Google has announced to help people who search for information about anxiety on its platform, with access to medically-validated information about anxiety, including symptoms and common treatments in Covid-19 times.Also Read - ICC Men's U-19 Cricket World Cup 2022: India U-19 Captain Yash Dhull, Five Others Test Covid Positive, Says BCCI

Starting with the US, Google has partnered the National Alliance on Mental Illness (NAMI) to provide access to mental health resources. Also Read - What is Himalayan Red Buransh Flower And How Can it be Useful Against COVID?

People who search about anxiety will see clinically-validated questionnaire called the GAD-7 (Generalized Anxiety Disorder-7). Also Read - Shaheer Sheikh's Father Put on Ventilator After Suffering From COVID, Actor Urges Fans to Keep Him in Prayers

The GAD-7 will show up in the knowledge panel – the box of information that displays key facts when you search for something.

Anxiety presents itself as a wide range of symptoms, and can be a result of biological factors or triggered by a change in environment or exposure to a stressful event.

“With Covid-19 introducing new points of stress, communities are seeing a rise in mental health issues and needs. New Census Bureau data released last week shows that a third of Americans are now showing signs of clinical anxiety or depression,” Daniel H Gillison, Jr., CEO, NAMI, said in a statement.

This seven-question survey covers many of the same questions a health professional may ask.

The answers are private and secure and Google said it does not collect or share answers or results from the questionnaire.

“The GAD-7 helps people understand how their self-reported anxiety symptoms map to anxiety levels of people who completed the same questionnaire. The tool also provides access to resources developed by NAMI so people can learn more and seek help when needed,” Gillison added.

Anxiety can show up as a wide range of physical and emotional symptoms, and it can take decades for people who first experience symptoms to get treatment.

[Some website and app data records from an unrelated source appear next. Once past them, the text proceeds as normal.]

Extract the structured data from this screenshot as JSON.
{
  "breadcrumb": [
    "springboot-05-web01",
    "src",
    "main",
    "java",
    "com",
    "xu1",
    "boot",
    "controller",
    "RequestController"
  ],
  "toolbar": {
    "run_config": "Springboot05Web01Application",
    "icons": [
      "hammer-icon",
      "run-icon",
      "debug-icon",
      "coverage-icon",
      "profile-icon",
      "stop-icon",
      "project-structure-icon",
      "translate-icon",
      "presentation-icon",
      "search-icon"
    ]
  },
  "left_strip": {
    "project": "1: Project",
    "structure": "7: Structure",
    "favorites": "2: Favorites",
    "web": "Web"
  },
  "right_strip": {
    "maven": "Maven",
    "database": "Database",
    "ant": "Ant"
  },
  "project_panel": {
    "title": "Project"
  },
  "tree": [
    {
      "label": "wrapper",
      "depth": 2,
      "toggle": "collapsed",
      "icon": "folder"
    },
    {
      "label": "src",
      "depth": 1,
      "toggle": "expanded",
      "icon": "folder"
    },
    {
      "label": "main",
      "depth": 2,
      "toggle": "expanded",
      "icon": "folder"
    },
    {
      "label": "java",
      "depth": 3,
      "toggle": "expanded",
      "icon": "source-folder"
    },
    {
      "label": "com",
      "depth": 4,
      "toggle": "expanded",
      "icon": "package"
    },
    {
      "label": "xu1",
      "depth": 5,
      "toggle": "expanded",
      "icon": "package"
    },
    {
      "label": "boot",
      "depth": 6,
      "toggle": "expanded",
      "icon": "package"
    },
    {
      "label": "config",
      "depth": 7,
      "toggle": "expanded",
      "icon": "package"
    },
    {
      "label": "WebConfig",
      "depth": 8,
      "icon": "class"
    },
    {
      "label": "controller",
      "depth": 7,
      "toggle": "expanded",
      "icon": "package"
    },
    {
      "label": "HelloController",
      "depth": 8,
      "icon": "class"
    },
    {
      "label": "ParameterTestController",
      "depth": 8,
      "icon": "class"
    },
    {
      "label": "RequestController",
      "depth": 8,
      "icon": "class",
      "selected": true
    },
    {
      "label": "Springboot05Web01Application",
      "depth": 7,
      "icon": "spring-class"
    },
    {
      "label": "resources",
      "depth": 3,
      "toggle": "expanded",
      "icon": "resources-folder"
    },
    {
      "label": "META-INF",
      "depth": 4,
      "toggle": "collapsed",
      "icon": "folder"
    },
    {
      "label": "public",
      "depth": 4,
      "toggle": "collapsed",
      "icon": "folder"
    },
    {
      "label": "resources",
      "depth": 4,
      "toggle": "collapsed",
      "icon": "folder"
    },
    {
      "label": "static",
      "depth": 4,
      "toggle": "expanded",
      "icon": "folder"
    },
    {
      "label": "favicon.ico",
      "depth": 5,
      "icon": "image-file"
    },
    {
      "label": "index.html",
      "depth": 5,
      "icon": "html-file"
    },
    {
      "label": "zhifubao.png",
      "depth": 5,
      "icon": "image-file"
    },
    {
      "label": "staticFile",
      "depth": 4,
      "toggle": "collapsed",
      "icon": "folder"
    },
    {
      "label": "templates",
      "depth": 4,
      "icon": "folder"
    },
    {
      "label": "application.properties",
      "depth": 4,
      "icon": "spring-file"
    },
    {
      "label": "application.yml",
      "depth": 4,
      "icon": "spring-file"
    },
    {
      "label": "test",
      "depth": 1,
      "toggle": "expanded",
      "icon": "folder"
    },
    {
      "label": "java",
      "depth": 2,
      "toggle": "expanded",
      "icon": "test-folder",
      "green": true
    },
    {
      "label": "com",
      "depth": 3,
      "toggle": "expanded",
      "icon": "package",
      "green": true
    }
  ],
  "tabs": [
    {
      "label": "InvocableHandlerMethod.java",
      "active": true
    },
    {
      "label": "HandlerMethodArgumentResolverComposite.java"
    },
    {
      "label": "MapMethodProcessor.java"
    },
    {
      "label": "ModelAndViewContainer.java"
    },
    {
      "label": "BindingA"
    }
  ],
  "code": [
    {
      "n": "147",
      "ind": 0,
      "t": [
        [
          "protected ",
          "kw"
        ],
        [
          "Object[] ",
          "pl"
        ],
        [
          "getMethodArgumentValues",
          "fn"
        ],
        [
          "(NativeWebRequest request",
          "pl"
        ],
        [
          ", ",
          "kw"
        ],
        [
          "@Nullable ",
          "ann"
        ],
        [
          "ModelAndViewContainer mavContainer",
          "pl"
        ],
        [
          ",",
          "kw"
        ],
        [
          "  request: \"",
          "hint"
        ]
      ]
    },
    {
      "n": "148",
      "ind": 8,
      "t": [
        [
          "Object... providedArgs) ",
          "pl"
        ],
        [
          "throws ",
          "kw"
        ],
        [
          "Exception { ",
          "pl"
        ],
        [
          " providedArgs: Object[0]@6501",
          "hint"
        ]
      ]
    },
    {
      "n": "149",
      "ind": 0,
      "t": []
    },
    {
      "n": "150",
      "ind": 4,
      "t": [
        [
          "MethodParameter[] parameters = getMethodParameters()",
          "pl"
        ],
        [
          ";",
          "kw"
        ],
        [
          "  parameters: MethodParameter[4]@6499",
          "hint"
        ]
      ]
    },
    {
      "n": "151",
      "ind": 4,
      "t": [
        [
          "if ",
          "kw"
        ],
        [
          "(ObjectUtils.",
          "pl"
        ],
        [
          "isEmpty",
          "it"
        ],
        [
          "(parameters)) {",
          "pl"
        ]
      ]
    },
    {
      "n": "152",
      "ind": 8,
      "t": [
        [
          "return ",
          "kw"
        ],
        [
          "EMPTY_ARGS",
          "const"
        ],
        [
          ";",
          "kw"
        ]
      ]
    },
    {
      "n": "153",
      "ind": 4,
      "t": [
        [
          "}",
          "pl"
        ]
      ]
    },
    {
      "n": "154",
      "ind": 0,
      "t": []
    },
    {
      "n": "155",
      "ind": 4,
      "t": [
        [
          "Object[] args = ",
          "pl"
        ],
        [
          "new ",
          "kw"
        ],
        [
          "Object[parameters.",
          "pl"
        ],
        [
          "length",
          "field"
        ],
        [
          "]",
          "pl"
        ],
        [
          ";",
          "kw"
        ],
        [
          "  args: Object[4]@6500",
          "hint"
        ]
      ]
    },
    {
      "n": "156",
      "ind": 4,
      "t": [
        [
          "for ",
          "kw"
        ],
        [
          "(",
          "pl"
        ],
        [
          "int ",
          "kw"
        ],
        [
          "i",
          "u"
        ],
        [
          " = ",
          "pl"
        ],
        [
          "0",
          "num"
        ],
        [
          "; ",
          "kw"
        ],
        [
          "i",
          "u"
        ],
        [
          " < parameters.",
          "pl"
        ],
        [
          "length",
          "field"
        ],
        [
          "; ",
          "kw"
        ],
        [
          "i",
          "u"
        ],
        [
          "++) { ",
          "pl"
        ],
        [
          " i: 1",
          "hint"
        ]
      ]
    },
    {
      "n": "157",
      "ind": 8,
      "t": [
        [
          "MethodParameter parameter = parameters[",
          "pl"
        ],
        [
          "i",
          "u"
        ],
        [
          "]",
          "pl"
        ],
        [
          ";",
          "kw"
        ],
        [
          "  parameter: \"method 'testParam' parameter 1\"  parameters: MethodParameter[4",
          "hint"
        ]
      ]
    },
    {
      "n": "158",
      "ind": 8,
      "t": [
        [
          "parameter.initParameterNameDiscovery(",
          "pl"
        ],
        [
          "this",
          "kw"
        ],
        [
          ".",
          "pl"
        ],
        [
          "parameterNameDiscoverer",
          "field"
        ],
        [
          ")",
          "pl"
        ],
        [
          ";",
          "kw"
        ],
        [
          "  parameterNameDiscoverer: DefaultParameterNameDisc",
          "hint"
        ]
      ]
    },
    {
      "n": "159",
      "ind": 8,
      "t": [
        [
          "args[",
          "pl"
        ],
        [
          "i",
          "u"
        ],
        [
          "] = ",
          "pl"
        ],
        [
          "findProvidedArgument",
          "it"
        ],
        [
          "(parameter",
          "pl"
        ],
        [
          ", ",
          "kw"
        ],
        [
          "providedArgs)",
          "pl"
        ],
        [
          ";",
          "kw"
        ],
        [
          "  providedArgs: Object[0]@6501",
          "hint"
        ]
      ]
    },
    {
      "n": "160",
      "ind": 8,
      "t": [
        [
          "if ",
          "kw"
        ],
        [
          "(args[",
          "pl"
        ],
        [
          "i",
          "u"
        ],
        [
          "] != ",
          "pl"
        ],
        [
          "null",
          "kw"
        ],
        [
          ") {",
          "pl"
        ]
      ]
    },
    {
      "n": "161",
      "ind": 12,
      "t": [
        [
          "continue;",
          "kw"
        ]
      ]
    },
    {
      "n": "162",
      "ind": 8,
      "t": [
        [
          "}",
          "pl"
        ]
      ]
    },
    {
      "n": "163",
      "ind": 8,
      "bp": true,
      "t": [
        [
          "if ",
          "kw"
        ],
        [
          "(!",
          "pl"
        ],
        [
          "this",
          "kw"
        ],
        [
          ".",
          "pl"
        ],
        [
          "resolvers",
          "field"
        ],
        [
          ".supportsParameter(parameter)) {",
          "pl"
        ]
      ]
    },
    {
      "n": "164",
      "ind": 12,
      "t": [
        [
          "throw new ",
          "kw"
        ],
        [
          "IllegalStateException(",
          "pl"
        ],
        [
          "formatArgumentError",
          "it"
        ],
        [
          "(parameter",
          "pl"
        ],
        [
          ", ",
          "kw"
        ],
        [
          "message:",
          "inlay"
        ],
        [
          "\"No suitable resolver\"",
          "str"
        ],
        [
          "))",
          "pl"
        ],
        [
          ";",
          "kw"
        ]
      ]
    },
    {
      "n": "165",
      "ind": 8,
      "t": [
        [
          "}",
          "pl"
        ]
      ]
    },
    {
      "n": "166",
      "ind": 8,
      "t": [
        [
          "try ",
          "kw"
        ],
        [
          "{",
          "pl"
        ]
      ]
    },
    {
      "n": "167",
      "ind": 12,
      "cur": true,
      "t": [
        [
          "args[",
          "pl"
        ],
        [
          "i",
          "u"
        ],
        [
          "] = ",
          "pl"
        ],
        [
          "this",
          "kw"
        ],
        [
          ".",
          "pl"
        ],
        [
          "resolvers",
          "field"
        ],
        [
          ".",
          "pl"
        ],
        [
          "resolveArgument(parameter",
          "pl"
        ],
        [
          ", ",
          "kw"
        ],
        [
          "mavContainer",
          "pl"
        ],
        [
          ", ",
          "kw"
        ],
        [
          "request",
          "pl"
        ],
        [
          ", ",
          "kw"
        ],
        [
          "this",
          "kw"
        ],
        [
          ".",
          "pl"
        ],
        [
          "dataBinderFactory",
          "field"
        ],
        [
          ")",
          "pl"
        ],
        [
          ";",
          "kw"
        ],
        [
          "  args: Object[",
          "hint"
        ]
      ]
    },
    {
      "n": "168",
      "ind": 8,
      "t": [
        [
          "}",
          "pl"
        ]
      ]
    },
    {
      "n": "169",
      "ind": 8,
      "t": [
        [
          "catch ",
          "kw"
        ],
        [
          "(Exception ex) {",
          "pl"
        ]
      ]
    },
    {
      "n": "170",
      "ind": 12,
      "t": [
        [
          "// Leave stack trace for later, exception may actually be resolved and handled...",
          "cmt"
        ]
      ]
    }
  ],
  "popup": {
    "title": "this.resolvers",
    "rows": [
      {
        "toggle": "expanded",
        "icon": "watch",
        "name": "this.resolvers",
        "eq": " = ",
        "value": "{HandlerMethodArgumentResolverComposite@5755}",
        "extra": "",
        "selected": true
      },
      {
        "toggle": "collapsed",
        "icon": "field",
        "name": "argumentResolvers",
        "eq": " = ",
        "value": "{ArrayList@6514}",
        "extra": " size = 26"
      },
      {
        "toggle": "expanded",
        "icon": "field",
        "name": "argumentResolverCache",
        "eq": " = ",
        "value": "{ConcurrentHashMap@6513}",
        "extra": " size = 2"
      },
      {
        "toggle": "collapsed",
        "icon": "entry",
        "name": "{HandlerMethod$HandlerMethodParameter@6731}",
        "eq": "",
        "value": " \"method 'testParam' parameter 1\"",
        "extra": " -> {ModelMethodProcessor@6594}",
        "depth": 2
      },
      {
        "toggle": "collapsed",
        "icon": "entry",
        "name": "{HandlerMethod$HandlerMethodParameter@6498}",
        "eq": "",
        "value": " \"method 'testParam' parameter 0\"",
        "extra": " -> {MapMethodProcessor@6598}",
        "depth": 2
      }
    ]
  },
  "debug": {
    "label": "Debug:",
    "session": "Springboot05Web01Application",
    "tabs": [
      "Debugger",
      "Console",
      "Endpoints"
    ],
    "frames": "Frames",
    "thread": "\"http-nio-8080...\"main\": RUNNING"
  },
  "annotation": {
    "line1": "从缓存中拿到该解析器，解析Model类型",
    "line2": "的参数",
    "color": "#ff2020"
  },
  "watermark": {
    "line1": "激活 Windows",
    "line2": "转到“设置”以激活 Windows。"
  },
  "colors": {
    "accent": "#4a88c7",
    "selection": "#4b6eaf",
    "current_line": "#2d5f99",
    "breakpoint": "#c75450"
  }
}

“By providing access to authoritative information, and the resources and tools to learn more about anxiety, we hope to empower more people to take action and seek help,” said Gillison.